*Required action*
Below are some records. Pull every line that contains the word "icon".

*Stored dataset items*

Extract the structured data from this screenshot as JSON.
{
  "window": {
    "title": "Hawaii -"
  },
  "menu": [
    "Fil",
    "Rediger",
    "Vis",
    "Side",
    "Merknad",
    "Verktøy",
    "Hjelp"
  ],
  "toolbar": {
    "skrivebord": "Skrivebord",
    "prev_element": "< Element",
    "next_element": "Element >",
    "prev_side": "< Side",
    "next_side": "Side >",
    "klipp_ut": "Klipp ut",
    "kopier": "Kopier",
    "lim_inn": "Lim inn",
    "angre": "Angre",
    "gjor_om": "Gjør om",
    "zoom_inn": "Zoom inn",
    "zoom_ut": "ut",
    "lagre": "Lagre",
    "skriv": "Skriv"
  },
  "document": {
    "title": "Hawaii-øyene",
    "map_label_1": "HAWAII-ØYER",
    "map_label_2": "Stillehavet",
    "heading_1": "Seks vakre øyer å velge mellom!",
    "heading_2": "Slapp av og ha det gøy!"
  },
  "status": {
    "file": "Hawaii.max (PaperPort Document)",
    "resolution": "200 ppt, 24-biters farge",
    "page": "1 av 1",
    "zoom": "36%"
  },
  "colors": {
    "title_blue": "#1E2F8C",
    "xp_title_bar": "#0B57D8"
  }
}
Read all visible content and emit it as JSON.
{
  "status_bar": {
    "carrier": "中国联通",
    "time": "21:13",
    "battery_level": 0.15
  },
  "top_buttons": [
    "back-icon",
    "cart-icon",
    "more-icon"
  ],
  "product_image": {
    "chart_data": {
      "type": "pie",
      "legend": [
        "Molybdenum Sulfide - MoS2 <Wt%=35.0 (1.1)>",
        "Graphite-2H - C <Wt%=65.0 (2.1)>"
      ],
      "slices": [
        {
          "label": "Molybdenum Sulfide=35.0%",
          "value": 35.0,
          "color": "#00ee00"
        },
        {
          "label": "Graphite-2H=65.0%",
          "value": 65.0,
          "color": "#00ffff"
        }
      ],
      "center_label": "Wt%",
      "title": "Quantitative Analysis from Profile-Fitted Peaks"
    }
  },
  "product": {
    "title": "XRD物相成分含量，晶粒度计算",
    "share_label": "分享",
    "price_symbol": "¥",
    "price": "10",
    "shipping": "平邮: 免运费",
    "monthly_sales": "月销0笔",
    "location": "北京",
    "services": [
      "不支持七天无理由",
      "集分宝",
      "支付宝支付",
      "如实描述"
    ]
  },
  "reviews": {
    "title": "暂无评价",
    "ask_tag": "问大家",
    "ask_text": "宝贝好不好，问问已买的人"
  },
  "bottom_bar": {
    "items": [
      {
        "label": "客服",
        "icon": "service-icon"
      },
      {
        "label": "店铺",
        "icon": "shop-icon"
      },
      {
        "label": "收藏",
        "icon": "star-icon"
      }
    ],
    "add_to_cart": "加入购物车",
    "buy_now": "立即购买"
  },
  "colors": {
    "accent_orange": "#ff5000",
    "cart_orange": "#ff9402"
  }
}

*Reply to the exercise*
    "back-icon",
    "cart-icon",
    "more-icon"
        "icon": "service-icon"
        "icon": "shop-icon"
        "icon": "star-icon"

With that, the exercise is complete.